“Shunned from society”
“Believed to be cursed”
“Unable to speak”
“Unable to eat”
“Not allowed to attend school”
“A lifetime of emotional pain”
I read those words and many more with my beautiful daughter on my lap. Words that are true. Words that describe what many children and adults around the world with un-repaired clefts know as a way of life. I can’t explain how strange that was…to read those words with my silly, happy, sweet daughter in my arms. Right now she doesn’t know her lip was created any differently. She is full of joy and life. She is surrounded by love. She is celebrated. She is adored. She is cherished beyond words.
There are an estimated 150,000+ babies born each year with a cleft lip or palate. Because of poverty, most are unable to have surgical repairs and they face great hardship and pain. It breaks my heart.
What shatters my heart the most is that so much of their pain is because of how others view their cleft, not the actual cleft itself.
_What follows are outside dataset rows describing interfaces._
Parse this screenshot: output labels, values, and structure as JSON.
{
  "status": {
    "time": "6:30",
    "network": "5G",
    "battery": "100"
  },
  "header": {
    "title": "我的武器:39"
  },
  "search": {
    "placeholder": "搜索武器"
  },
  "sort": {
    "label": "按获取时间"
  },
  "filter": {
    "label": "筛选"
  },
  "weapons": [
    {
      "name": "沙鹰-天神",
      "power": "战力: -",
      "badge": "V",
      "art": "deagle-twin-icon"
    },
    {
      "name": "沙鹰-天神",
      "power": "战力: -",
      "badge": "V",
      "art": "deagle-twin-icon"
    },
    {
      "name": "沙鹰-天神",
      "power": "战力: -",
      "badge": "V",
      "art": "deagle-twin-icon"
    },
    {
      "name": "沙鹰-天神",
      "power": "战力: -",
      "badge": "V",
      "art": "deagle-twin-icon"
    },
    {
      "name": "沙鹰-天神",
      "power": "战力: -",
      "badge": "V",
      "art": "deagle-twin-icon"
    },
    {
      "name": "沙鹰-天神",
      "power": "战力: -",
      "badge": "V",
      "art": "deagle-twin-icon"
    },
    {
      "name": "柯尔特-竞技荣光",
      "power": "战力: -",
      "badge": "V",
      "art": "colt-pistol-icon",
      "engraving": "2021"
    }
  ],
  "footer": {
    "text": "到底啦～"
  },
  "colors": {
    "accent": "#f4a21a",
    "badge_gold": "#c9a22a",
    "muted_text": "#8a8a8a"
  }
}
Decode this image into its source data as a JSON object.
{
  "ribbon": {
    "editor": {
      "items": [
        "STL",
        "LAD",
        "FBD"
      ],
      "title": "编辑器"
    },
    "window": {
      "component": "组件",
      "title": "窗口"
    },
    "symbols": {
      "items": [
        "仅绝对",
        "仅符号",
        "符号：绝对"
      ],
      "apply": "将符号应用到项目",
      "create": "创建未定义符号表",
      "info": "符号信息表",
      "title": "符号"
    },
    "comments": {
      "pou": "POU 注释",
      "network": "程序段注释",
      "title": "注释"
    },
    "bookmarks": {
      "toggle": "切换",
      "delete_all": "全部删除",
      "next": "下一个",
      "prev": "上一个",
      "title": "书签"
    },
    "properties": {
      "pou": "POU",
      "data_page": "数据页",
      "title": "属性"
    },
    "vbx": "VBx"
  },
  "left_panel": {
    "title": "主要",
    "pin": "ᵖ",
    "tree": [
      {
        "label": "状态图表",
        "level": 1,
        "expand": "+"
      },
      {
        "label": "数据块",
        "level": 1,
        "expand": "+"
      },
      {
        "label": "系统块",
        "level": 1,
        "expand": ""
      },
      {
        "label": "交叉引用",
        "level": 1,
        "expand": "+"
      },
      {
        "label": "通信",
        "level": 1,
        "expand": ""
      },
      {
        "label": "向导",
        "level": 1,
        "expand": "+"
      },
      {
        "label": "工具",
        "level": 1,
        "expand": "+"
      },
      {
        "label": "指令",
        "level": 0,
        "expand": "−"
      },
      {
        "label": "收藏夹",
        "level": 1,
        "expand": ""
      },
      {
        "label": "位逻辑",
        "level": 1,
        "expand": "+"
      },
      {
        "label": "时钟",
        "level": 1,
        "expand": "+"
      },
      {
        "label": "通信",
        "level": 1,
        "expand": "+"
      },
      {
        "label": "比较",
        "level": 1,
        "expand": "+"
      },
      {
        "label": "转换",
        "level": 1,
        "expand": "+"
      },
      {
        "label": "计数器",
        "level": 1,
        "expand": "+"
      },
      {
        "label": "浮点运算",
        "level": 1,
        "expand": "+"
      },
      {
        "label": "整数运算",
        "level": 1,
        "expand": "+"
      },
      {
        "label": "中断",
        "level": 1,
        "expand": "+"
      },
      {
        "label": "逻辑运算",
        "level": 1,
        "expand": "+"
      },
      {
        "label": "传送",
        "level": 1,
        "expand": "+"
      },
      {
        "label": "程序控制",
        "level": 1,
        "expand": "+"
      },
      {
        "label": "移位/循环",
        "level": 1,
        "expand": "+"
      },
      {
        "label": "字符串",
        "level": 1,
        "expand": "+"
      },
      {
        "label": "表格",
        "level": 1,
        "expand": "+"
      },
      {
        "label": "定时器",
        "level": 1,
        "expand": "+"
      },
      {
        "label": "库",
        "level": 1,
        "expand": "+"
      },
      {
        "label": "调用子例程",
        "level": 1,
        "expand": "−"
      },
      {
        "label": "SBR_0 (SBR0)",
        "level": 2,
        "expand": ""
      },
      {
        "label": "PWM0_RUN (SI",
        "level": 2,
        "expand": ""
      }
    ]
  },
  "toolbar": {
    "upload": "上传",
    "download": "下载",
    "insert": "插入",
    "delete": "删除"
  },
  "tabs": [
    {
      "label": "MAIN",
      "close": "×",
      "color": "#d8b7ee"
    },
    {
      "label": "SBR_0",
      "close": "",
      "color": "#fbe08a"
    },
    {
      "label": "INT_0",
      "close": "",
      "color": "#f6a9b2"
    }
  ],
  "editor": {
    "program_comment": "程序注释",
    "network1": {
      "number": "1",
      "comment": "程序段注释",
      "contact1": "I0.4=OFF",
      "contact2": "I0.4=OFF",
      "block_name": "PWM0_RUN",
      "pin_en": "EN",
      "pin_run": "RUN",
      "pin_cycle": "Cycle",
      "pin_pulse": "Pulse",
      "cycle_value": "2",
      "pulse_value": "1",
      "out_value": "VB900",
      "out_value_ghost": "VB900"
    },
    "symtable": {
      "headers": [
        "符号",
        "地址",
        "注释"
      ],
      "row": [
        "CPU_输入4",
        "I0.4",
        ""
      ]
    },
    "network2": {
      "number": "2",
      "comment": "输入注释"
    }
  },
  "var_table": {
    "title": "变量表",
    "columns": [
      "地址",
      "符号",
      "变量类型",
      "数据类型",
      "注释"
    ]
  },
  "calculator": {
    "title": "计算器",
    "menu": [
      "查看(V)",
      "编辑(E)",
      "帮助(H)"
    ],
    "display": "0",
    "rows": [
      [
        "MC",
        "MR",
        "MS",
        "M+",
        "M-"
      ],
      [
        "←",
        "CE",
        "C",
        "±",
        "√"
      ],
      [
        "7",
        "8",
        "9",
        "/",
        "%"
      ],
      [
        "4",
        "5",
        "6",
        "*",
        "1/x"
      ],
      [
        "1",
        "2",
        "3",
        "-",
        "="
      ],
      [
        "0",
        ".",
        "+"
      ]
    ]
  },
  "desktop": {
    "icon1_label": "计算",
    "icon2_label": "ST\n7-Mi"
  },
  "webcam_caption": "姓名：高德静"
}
Right now I am celebrating and rejoicing in my daughter. I will soak in every single sweet clefty smile I can get before surgery in January. And when the day comes that I have to kiss her sweet lips one last time before a doctor changes them, I will bawl like a baby. And then I will walk in gratitude that we have the means to provide surgery for our daughter because in my head I know that is best for her. I just wish I my heart felt the same. Bittersweet….gloriously made.